Exercise Program Design Class Takes on a New Approach!
The roles are reversed in the exercise program design class as the teachers become the students and the students get to be the teachers. In this program, a staff member will receive free one-on-one assessment and training by a sports medicine student. This provides a safe opportunity for a lot of hands on learning for the students, as they are taken out of their comfort zone and placed in a realistic scenario. It will be beneficial for when they start working in the real world and have to train people with different needs.
The staff members will learn about a healthier lifestyle and hopefully see results by the end of the semester. Students will also be learning professionalism and appropriateness from this experience. The program has been around for a few years now, and has recently started gaining more attention. It is currently run by Courtenay Dunn- Lewis. In her words, “This program brings the students’ foundational knowledge to the next level, building their ability to work professionally, privately, and respectfully with individuals of differing ages, abilities, and medical backgrounds.” In the past the program went on for four weeks, and now it goes on for six weeks in hopes that more results are seen and more experience is gained.

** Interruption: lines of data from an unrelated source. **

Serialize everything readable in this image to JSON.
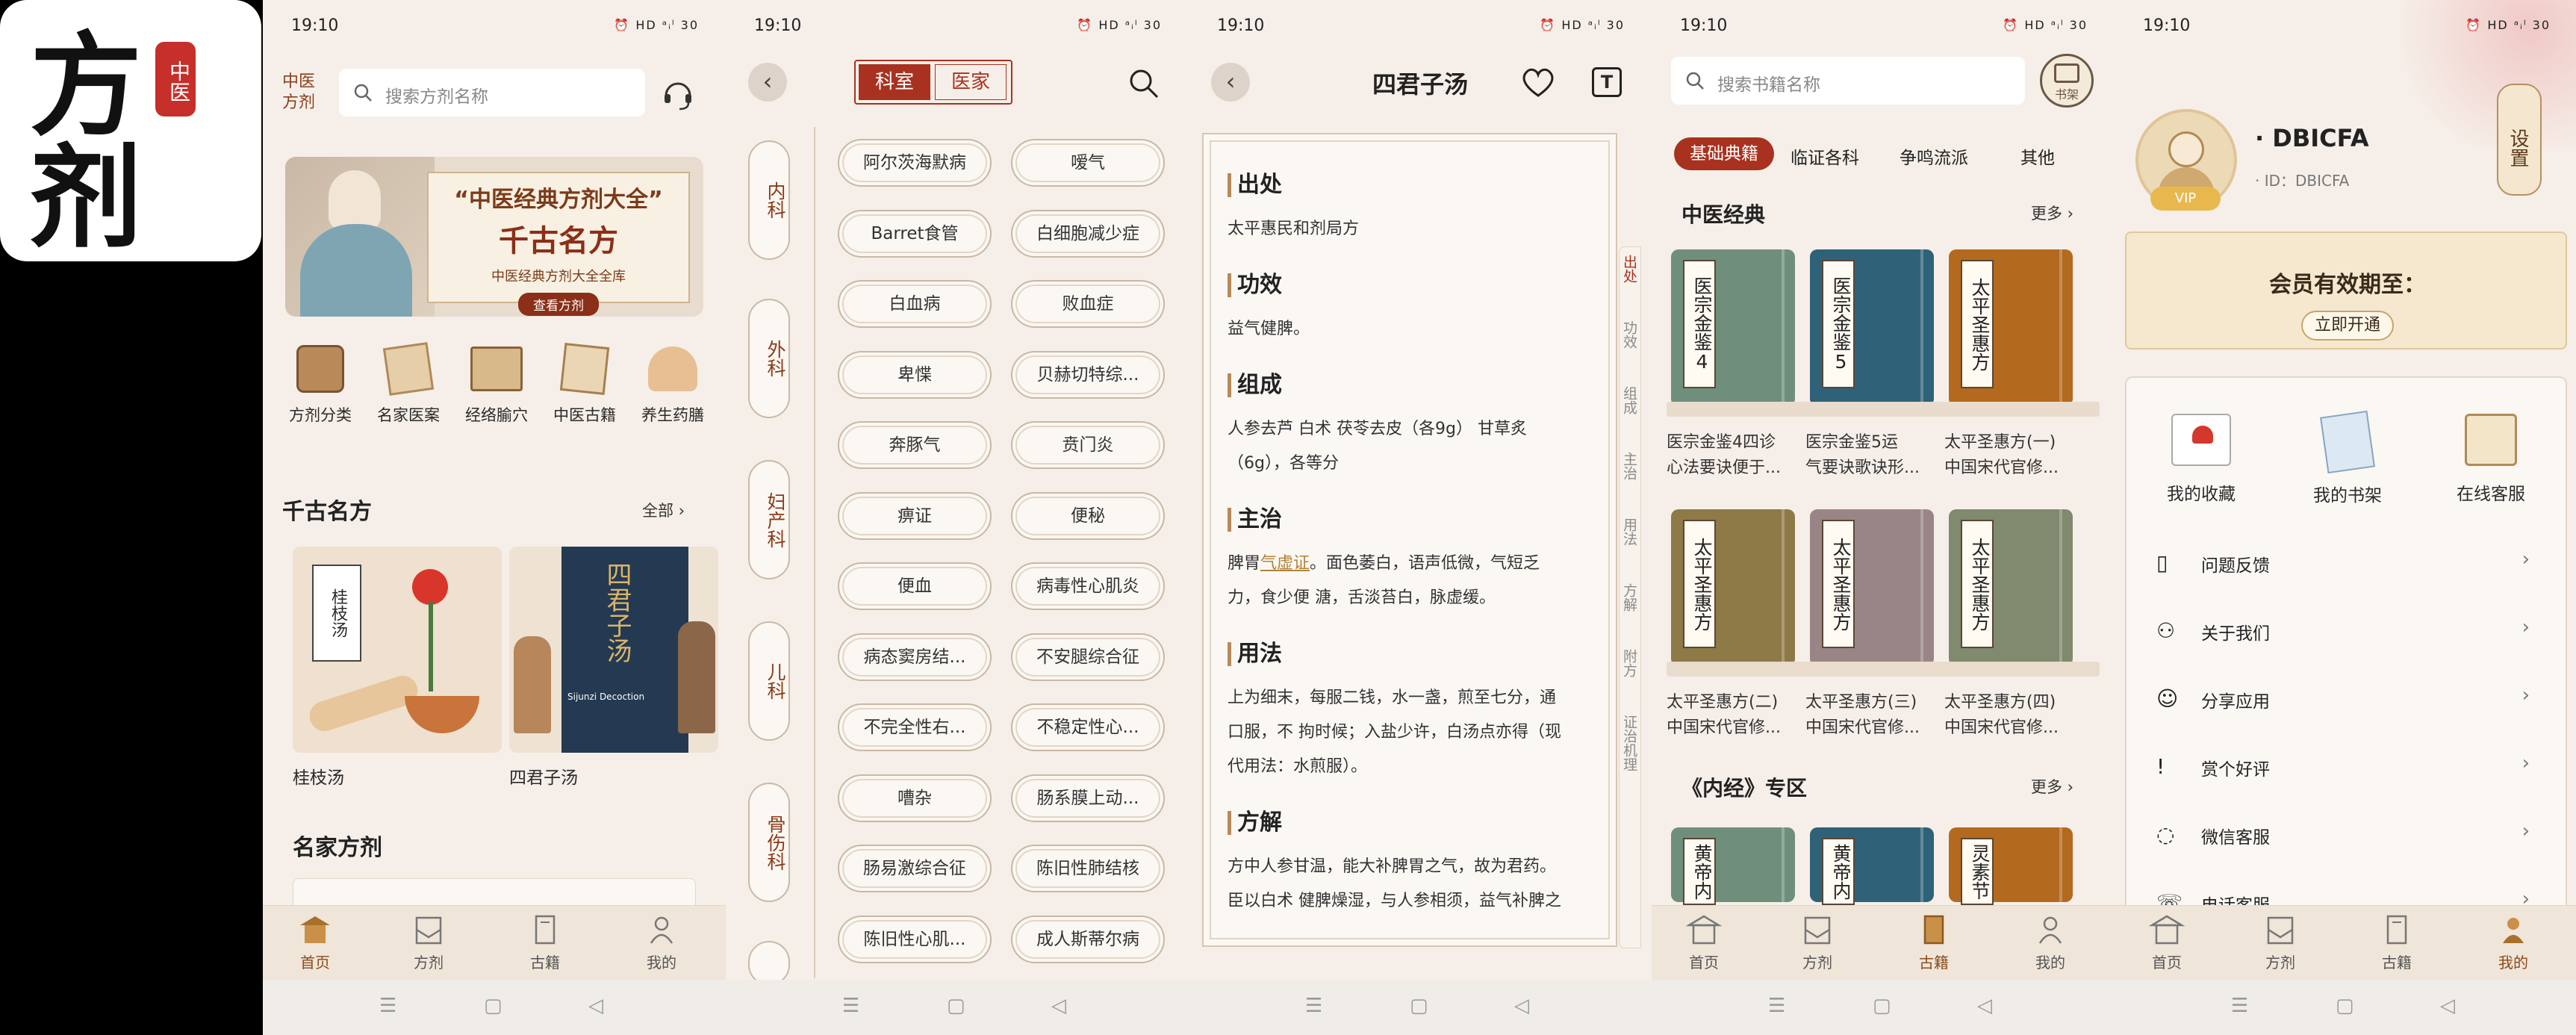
{
  "app_logo": {
    "main": "方剂",
    "seal": "中医"
  },
  "status": {
    "time": "19:10",
    "icons": "⏰ HD ᵃᵢˡ 30"
  },
  "s1": {
    "logo_top": "中医",
    "logo_bottom": "方剂",
    "search_placeholder": "搜索方剂名称",
    "banner": {
      "title_top": "“中医经典方剂大全”",
      "title_main": "千古名方",
      "subtitle": "中医经典方剂大全全库",
      "button": "查看方剂"
    },
    "categories": [
      "方剂分类",
      "名家医案",
      "经络腧穴",
      "中医古籍",
      "养生药膳"
    ],
    "section1": {
      "title": "千古名方",
      "more": "全部"
    },
    "cards": [
      {
        "name": "桂枝汤",
        "art_text": "桂枝汤"
      },
      {
        "name": "四君子汤",
        "art_text": "四君子汤",
        "art_en": "Sijunzi Decoction"
      }
    ],
    "section2": {
      "title": "名家方剂"
    }
  },
  "tabs": [
    "首页",
    "方剂",
    "古籍",
    "我的"
  ],
  "s2": {
    "seg_left": "科室",
    "seg_right": "医家",
    "side": [
      "内科",
      "外科",
      "妇产科",
      "儿科",
      "骨伤科"
    ],
    "diseases": [
      "阿尔茨海默病",
      "嗳气",
      "Barret食管",
      "白细胞减少症",
      "白血病",
      "败血症",
      "卑惵",
      "贝赫切特综...",
      "奔豚气",
      "贲门炎",
      "痹证",
      "便秘",
      "便血",
      "病毒性心肌炎",
      "病态窦房结...",
      "不安腿综合征",
      "不完全性右...",
      "不稳定性心...",
      "嘈杂",
      "肠系膜上动...",
      "肠易激综合征",
      "陈旧性肺结核",
      "陈旧性心肌...",
      "成人斯蒂尔病"
    ]
  },
  "s3": {
    "title": "四君子汤",
    "font_btn": "T",
    "sections": [
      {
        "h": "出处",
        "p": [
          "太平惠民和剂局方"
        ]
      },
      {
        "h": "功效",
        "p": [
          "益气健脾。"
        ]
      },
      {
        "h": "组成",
        "p": [
          "人参去芦 白术 茯苓去皮（各9g） 甘草炙",
          "（6g），各等分"
        ]
      },
      {
        "h": "主治",
        "p1_pre": "脾胃",
        "p1_link": "气虚证",
        "p1_post": "。面色萎白，语声低微，气短乏",
        "p": [
          "力，食少便 溏，舌淡苔白，脉虚缓。"
        ]
      },
      {
        "h": "用法",
        "p": [
          "上为细末，每服二钱，水一盏，煎至七分，通",
          "口服，不 拘时候；入盐少许，白汤点亦得（现",
          "代用法：水煎服）。"
        ]
      },
      {
        "h": "方解",
        "p": [
          "方中人参甘温，能大补脾胃之气，故为君药。",
          "臣以白术 健脾燥湿，与人参相须，益气补脾之"
        ]
      }
    ],
    "side_index": [
      "出处",
      "功效",
      "组成",
      "主治",
      "用法",
      "方解",
      "附方",
      "证治机理"
    ]
  },
  "s4": {
    "search_placeholder": "搜索书籍名称",
    "shelf_label": "书架",
    "tabs": [
      "基础典籍",
      "临证各科",
      "争鸣流派",
      "其他"
    ],
    "section1": {
      "title": "中医经典",
      "more": "更多"
    },
    "books1": [
      {
        "label": "医宗金鉴4",
        "t1": "医宗金鉴4四诊",
        "t2": "心法要诀便于...",
        "color": "#6f8f7c"
      },
      {
        "label": "医宗金鉴5",
        "t1": "医宗金鉴5运",
        "t2": "气要诀歌诀形...",
        "color": "#2f6278"
      },
      {
        "label": "太平圣惠方",
        "t1": "太平圣惠方(一)",
        "t2": "中国宋代官修...",
        "color": "#b36a1e"
      }
    ],
    "books2": [
      {
        "label": "太平圣惠方",
        "t1": "太平圣惠方(二)",
        "t2": "中国宋代官修...",
        "color": "#8e7a47"
      },
      {
        "label": "太平圣惠方",
        "t1": "太平圣惠方(三)",
        "t2": "中国宋代官修...",
        "color": "#9a8586"
      },
      {
        "label": "太平圣惠方",
        "t1": "太平圣惠方(四)",
        "t2": "中国宋代官修...",
        "color": "#7f8a6e"
      }
    ],
    "section2": {
      "title": "《内经》专区",
      "more": "更多"
    },
    "books3": [
      {
        "label": "黄帝内",
        "color": "#6f8f7c"
      },
      {
        "label": "黄帝内",
        "color": "#2f6278"
      },
      {
        "label": "灵素节",
        "color": "#b36a1e"
      }
    ]
  },
  "s5": {
    "settings": "设置",
    "username": "DBICFA",
    "user_id": "ID：DBICFA",
    "vip": "VIP",
    "member_title": "会员有效期至：",
    "member_btn": "立即开通",
    "quick": [
      "我的收藏",
      "我的书架",
      "在线客服"
    ],
    "menu": [
      "问题反馈",
      "关于我们",
      "分享应用",
      "赏个好评",
      "微信客服",
      "电话客服"
    ]
  }
}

The faculty and staff who participate in this program are volunteers, and they are specifically matched to a student to work with. The students do an assessment of their client and then perform testing of their levels of fitness such as strength, flexibility, and physical activity. This allows them to design a personalized training program for their client. The students train their clients in the fitness center twice a week. Testing is repeated at the end of the semester to see how much progress had been made.
The program has a huge impact on not only the students, but it has also been successful for the faculty. One of the clients in this program is Jean Reynolds, who has participated in this program for three semesters now. Her experience with it has been very positive; they do a good job matching everyone up with the right trainer. She has liked each one she has had. She said that “this class gave me the inspiration to finally get my body moving”. They provide a good balance of challenging the client while not pushing too hard. Jean earned the title of “most improved” last semester and is very appreciative of this program for getting her this far. “They are an inspiration as well as motivation, and I hope that everyone gets a chance to see how far they too can truly push themselves.”
Posted: October 8, 2014 | Author: The Beacon |
By Staff Writer: Courtney Aznavoorian ’17
Health Sciences shares pictures on their internship symposium on Facebook. Here’s Joe Caruso presenting his research on gait retraining for runners.
Tyler Hunt ’16, a Health Sciences graduate currently employed at Brigham and Women’s Hospital as a Research Assistant in Orthopedic Research Laboratories.